I promised 2 weeks ago to update you after my night out to see the movie Fly Away, and I’m finally getting to it. I met up with a friend in the East Village, and we ducked into the theater just as the movie was starting. There was enough light from the screen to see that the place was nearly empty, but it quickly dimmed enough to not acutally be able to see where the rows were! After a bit of groping for seatbacks, we found a place to park.
The film, by Janet Grillo, is a heart-wrenching look at the life and struggles of a single mom (Jeanne) and her teenage daughter Mandy, who is autistic. The relationship becomes an increasingly all-consuming one as Mandy adds teenage angst and hormones to her already challenging world. Jeanne struggles to stay afloat, but at what costs? How can she best advocate for her daughter, and also give her what’s best for her? It’s a stark look at the care a special-needs child requires, and the effects it can have on a family.
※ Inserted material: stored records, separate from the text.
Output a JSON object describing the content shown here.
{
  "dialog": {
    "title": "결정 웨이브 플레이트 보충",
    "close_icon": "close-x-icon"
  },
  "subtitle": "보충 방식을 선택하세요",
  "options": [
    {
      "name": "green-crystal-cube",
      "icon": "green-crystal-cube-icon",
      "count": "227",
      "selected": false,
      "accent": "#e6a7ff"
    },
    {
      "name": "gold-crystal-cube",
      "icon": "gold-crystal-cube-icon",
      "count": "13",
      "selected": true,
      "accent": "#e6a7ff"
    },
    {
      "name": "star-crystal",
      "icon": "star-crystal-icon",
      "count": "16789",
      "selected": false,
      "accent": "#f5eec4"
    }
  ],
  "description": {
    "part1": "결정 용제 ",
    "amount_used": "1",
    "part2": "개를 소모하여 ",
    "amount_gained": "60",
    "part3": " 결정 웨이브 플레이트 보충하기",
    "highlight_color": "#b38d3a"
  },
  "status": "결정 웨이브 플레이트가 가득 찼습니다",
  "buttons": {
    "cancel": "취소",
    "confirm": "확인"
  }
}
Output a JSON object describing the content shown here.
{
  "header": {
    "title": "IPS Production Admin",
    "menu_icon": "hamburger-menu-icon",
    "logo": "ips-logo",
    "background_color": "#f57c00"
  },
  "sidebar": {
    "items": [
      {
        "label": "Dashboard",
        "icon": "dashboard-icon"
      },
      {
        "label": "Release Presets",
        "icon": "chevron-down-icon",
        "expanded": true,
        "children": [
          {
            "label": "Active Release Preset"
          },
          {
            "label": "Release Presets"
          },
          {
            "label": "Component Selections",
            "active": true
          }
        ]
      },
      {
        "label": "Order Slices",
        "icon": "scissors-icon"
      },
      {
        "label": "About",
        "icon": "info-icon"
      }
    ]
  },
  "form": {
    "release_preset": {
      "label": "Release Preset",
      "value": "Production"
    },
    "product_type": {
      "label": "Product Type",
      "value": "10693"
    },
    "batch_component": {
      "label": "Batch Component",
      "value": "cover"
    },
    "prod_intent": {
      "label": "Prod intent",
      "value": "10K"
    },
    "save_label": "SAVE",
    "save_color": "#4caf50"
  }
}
I found the movie eye-opening in that I’ve never had a mom-of-special-needs in my circle, and it gave me huge respect for what is required, as well as given, in those circumstances. If any of you can vouch for how fair a portrayal it is, I’d love to hear. It certainly made me feel thankful for the amount of support I have in my parenting, and hats off to all you single parents, I truly don’t know how you do it!
As I sat through the credits, chewing on a few things (I have older family who’ve adopted special needs), it dawned on me how empty the theatre really was … there were only two others besides my girlfriend and I. As the lights came up, they both got slowly to their feet, straighted stiff backs, and shuffled off to the bathroom. Both were males well into their medicare days, and I found my interest piqued. They had as much reason as anyone to be there I suppose, but I was dying to know what brought them. Could they relate to Jeanne’s struggle to decide how to best care for her daughter? Regrets? No clue. I sometimes go off on great wonderings about other people’s lives, and wished I could have asked them, but it seemed pretty invasive to do so, so I’m left with my thoughts.
We followed the movie up with a late/light dinner at Northern Spy, and oh was it good! Not for vegetarians though, everything is rich in fats and there’s lots of meat. Thinking about the duck-fat fries when I’ve been blogging instead of making dinner was not a wise move, so I better end it there.